The LA County Department of Public Health has confirmed 56 new deaths and 1,541 new cases of the Coronavirus on Monday. This is the highest number of new cases reported to date.
“To all of you who are facing a future without loved ones who have passed away from COVID-19, we are deeply sorry for your loss. You are in our thoughts and prayers every day,” said Barbara Ferrer, Director of Public Health. “In Los Angeles County, we have many residents that are at very high risk for becoming infected with COVID-19 and becoming seriously ill from the virus, and this is reflected in our case numbers, the number of people who are hospitalized, and the number of people who have died from COVID-19. We continue to prioritize the need for more intensive efforts to expand testing, treatment, and prevention strategies for these residents.”
To date, Public Health has identified 22,485 positive cases of COVID-19 across all areas of LA County.
In total there have been 1,056 fatalities.
Ninety-two percent of the people who died had underlying health conditions.
Of those who died, information about race and ethnicity is available for 977 people (99 percent of the cases); 38 percent of deaths occurred among Latinx residents, 28 percent among white residents, 18 percent among Asian residents, 14 percent among African American residents, 1 percent among Native Hawaiian/Pacific Islander residents and 1 percent among residents identifying with other races. African Americans, Native Hawaiian/Pacific Islander, and people living in communities with high levels of poverty continue to have the highest rate of death per 100,000 people for COVID-19 when compared to other groups.
As of today, 4,715 people who tested positive for COVID-19 (22 percent of positive cases) have been hospitalized at some point during their illness. Testing capacity continues to increase in LA County, with testing results available for over 139,000 individuals and 14 percent of people testing positive.
In response to motion by the County Board of Supervisors to address issues of inequities in COVID-19 outcomes, the county released a report about the racial/ethnic and socioeconomic characteristics of people who have been tested, hospitalized and died from the Coronavirus.

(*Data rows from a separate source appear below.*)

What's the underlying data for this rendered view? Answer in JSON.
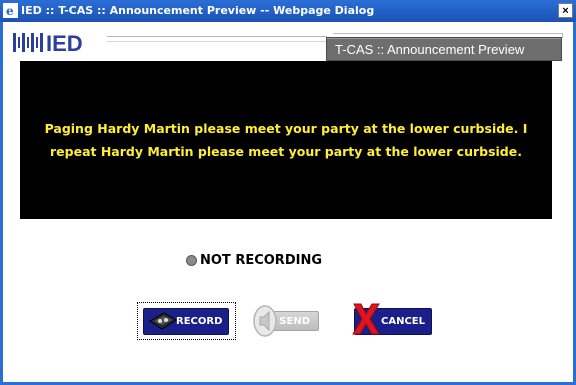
{
  "window": {
    "title": "IED :: T-CAS :: Announcement Preview -- Webpage Dialog",
    "close_label": "×"
  },
  "header": {
    "logo_text": "IED",
    "page_title": "T-CAS :: Announcement Preview"
  },
  "preview": {
    "message": "Paging Hardy Martin please meet your party at the lower curbside. I repeat Hardy Martin please meet your party at the lower curbside."
  },
  "status": {
    "recording_text": "NOT RECORDING"
  },
  "buttons": {
    "record_label": "RECORD",
    "send_label": "SEND",
    "cancel_label": "CANCEL"
  },
  "colors": {
    "titlebar": "#2a6fd6",
    "preview_bg": "#000000",
    "preview_text": "#ffee33",
    "button_blue": "#1b1f8a",
    "cancel_x": "#e0141e"
  },
  "icons": {
    "titlebar": "ie-icon",
    "close": "close-icon",
    "status": "status-dot-icon",
    "record": "tape-icon",
    "send": "speaker-icon",
    "cancel": "x-icon"
  }
}
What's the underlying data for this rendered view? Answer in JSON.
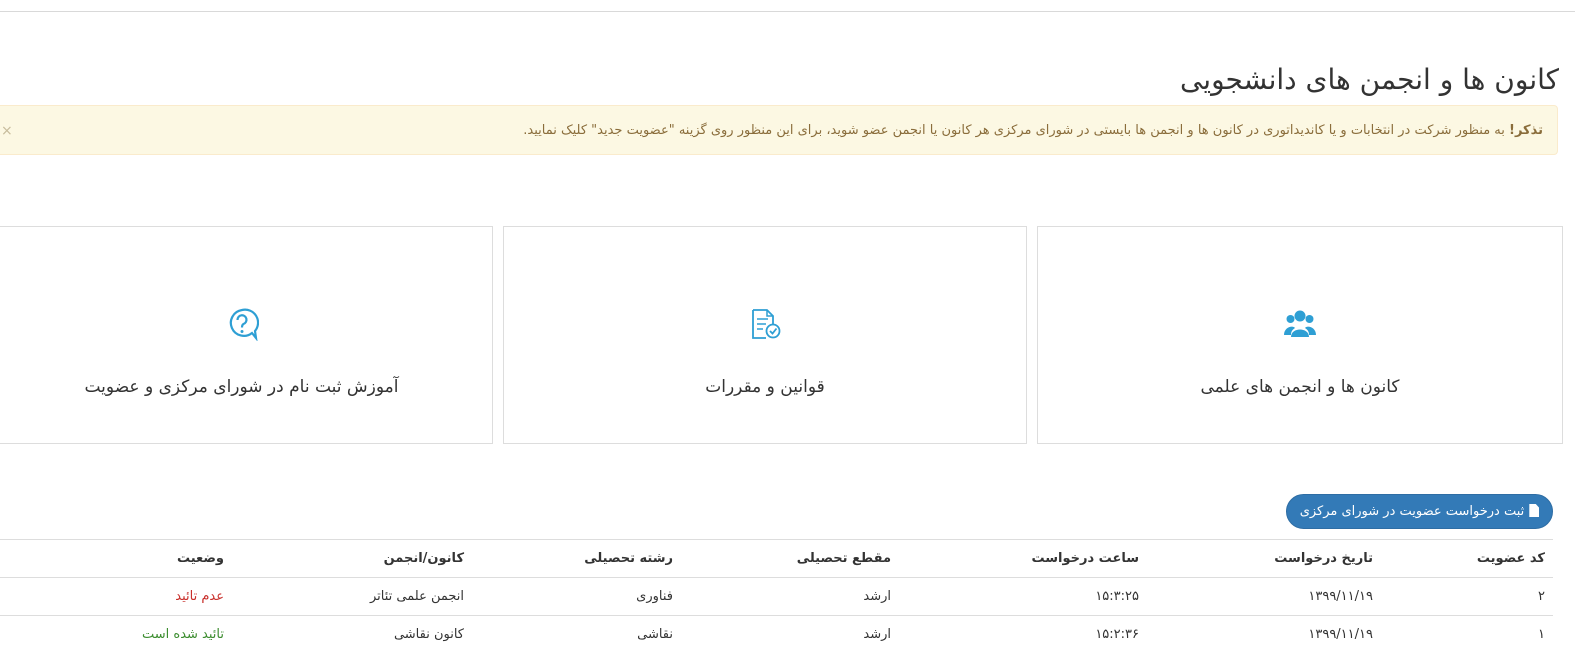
{
  "page": {
    "title": "کانون ها و انجمن های دانشجویی"
  },
  "alert": {
    "strong": "تذکر!",
    "text": " به منظور شرکت در انتخابات و یا کاندیداتوری در کانون ها و انجمن ها بایستی در شورای مرکزی هر کانون یا انجمن عضو شوید، برای این منظور روی گزینه \"عضویت جدید\" کلیک نمایید.",
    "close": "×"
  },
  "cards": [
    {
      "label": "کانون ها و انجمن های علمی",
      "icon": "users-icon"
    },
    {
      "label": "قوانین و مقررات",
      "icon": "document-check-icon"
    },
    {
      "label": "آموزش ثبت نام در شورای مرکزی و عضویت",
      "icon": "question-chat-icon"
    }
  ],
  "colors": {
    "accent": "#2e9fd4",
    "primary_button": "#337ab7",
    "alert_bg": "#fcf8e3",
    "rejected": "#c9302c",
    "approved": "#3c8d2f"
  },
  "actions": {
    "register_button": "ثبت درخواست عضویت در شورای مرکزی"
  },
  "table": {
    "headers": [
      "کد عضویت",
      "تاریخ درخواست",
      "ساعت درخواست",
      "مقطع تحصیلی",
      "رشته تحصیلی",
      "کانون/انجمن",
      "وضعیت"
    ],
    "rows": [
      [
        "۲",
        "۱۳۹۹/۱۱/۱۹",
        "۱۵:۳:۲۵",
        "ارشد",
        "فناوری",
        "انجمن علمی تئاتر",
        "عدم تائید"
      ],
      [
        "۱",
        "۱۳۹۹/۱۱/۱۹",
        "۱۵:۲:۳۶",
        "ارشد",
        "نقاشی",
        "کانون نقاشی",
        "تائید شده است"
      ]
    ]
  }
}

The rates of the virus confirmed cases and deaths are extremely high among Native Hawaiians and Pacific Islanders.
The rates are also higher among African Americans and Latinos than among whites and Asians.
These trends are of great concern and suggest more affluent residents have better access to COVID-19 testing and treatment services, even as the rates of infection appear to be higher in lower income communities.
The findings also highlight the urgent need for more intensive efforts to expand culturally competent testing, treatment and prevention strategies in the African American, Latino and Native Hawaiian and Pacific Islander populations, as well as in low income communities.
The county is working with community partners to implement strategies that both acknowledge root causes of longstanding inequities in the distribution of resources needed for health, and an immediate set of action steps to improve access to testing, treatment and services.